Medicinal Plants Research

  • Abbreviation: J. Med. Plants Res.
  • Language: English
  • ISSN: 1996-0875
  • DOI: 10.5897/JMPR
  • Start Year: 2007
  • Published Articles: 3835

Full Length Research Paper

Antioxidant effect of ginger to prevents lead-induced liver tissue apoptosis in rat

Amir Afshin Khaki1 and Arash Khaki2,3*
1Department of Anatomical science, National Public Health Management Center (NPMC), Tabriz University of Medical Sciences, Iran. 2Department of Veterinary Pathology, Islamic Azad University, Tabriz Branch, Iran. 3No. 1 Etekali La, South Shareati Street, Tabriz, Iran.
Email: [email protected]

  •  Accepted: 30 June 2010
  •  Published: 30 September 2013


Lead acetate is an example of heavy metals that for decades being known for its adverse effects on various body organs and systems such that their functions are compromised. In the present study, the ability of lead to adversely affect the liver tissue apoptosis was investigated. Ginger is source of antioxidants was administered orally to prevent the adverse effects of lead acetate. Thirty Wistar rats, randomised into 3 groups (n = 10), were used for this study. Animals in group (A) served as the control and were drinking distilled water. Animals in groups (B) and (C) were drinking 1% lead acetate. Group (C) animals were, in addition to drinking lead acetate, treated with 100 mg/kg/rat of ginger. All treatments were for 10 weeks. The obtained results showed that lead acetate caused a significant reduction in the liver weight, plasma superoxide dismutase and catalase activity, but a significant increase in plasma malondialdehyde concentration, using ginger cause to modified these harmful effects.
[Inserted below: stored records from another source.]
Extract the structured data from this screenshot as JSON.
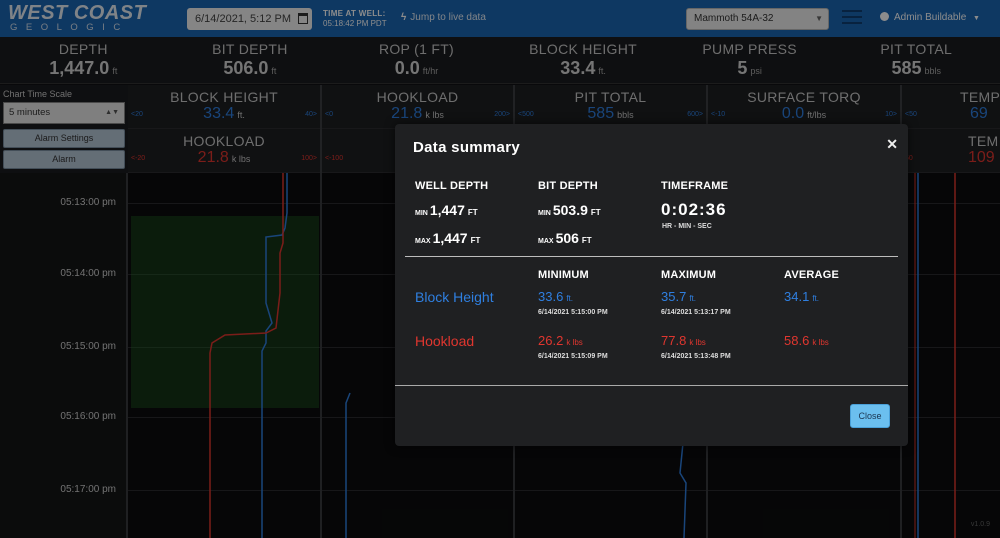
{
  "topbar": {
    "logo_line1": "WEST COAST",
    "logo_line2": "GEOLOGIC",
    "date_value": "6/14/2021, 5:12 PM",
    "time_at_well_label": "TIME AT WELL:",
    "time_at_well_value": "05:18:42 PM PDT",
    "jump_label": "Jump to live data",
    "well_selected": "Mammoth 54A-32",
    "user_label": "Admin Buildable"
  },
  "metrics": [
    {
      "label": "DEPTH",
      "value": "1,447.0",
      "unit": "ft"
    },
    {
      "label": "BIT DEPTH",
      "value": "506.0",
      "unit": "ft"
    },
    {
      "label": "ROP (1 FT)",
      "value": "0.0",
      "unit": "ft/hr"
    },
    {
      "label": "BLOCK HEIGHT",
      "value": "33.4",
      "unit": "ft."
    },
    {
      "label": "PUMP PRESS",
      "value": "5",
      "unit": "psi"
    },
    {
      "label": "PIT TOTAL",
      "value": "585",
      "unit": "bbls"
    }
  ],
  "left_panel": {
    "title": "Chart Time Scale",
    "scale_value": "5 minutes",
    "alarm_settings_label": "Alarm Settings",
    "alarm_label": "Alarm"
  },
  "tracks": [
    {
      "label": "BLOCK HEIGHT",
      "value": "33.4",
      "unit": "ft.",
      "min": "<20",
      "max": "40>",
      "label2": "HOOKLOAD",
      "value2": "21.8",
      "unit2": "k lbs",
      "min2": "<-20",
      "max2": "100>"
    },
    {
      "label": "HOOKLOAD",
      "value": "21.8",
      "unit": "k lbs",
      "min": "<0",
      "max": "200>",
      "label2": "",
      "value2": "",
      "unit2": "",
      "min2": "<-100",
      "max2": ""
    },
    {
      "label": "PIT TOTAL",
      "value": "585",
      "unit": "bbls",
      "min": "<500",
      "max": "600>",
      "label2": "",
      "value2": "",
      "unit2": "",
      "min2": "",
      "max2": ""
    },
    {
      "label": "SURFACE TORQ",
      "value": "0.0",
      "unit": "ft/lbs",
      "min": "<-10",
      "max": "10>",
      "label2": "",
      "value2": "",
      "unit2": "",
      "min2": "",
      "max2": ""
    },
    {
      "label": "TEMP",
      "value": "69",
      "unit": "",
      "min": "<50",
      "max": "",
      "label2": "TEM",
      "value2": "109",
      "unit2": "",
      "min2": "50",
      "max2": ""
    }
  ],
  "time_ticks": [
    "05:13:00 pm",
    "05:14:00 pm",
    "05:15:00 pm",
    "05:16:00 pm",
    "05:17:00 pm"
  ],
  "version": "v1.0.9",
  "modal": {
    "title": "Data summary",
    "well_depth_label": "WELL DEPTH",
    "bit_depth_label": "BIT DEPTH",
    "timeframe_label": "TIMEFRAME",
    "min_label": "MIN",
    "max_label": "MAX",
    "well_depth_min": "1,447",
    "well_depth_max": "1,447",
    "bit_depth_min": "503.9",
    "bit_depth_max": "506",
    "depth_unit": "FT",
    "timeframe_value": "0:02:36",
    "timeframe_sub": "HR - MIN - SEC",
    "col_minimum": "MINIMUM",
    "col_maximum": "MAXIMUM",
    "col_average": "AVERAGE",
    "rows": [
      {
        "label": "Block Height",
        "min": "33.6",
        "min_unit": "ft.",
        "min_time": "6/14/2021 5:15:00 PM",
        "max": "35.7",
        "max_unit": "ft.",
        "max_time": "6/14/2021 5:13:17 PM",
        "avg": "34.1",
        "avg_unit": "ft."
      },
      {
        "label": "Hookload",
        "min": "26.2",
        "min_unit": "k lbs",
        "min_time": "6/14/2021 5:15:09 PM",
        "max": "77.8",
        "max_unit": "k lbs",
        "max_time": "6/14/2021 5:13:48 PM",
        "avg": "58.6",
        "avg_unit": "k lbs"
      }
    ],
    "close_label": "Close"
  },
  "colors": {
    "topbar": "#1b66b3",
    "blue_series": "#2f7fe0",
    "red_series": "#e0362f",
    "close_button": "#6bbfef"
  }
}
These findings lead to the conclusion that ginger significantly decreased the adverse harmful effects of lead acetate exposure on the liver as well as lead acetate -induced oxidative stress.


Key words: Apoptosis, ginger, lead acetate, liver, reactive oxygen species.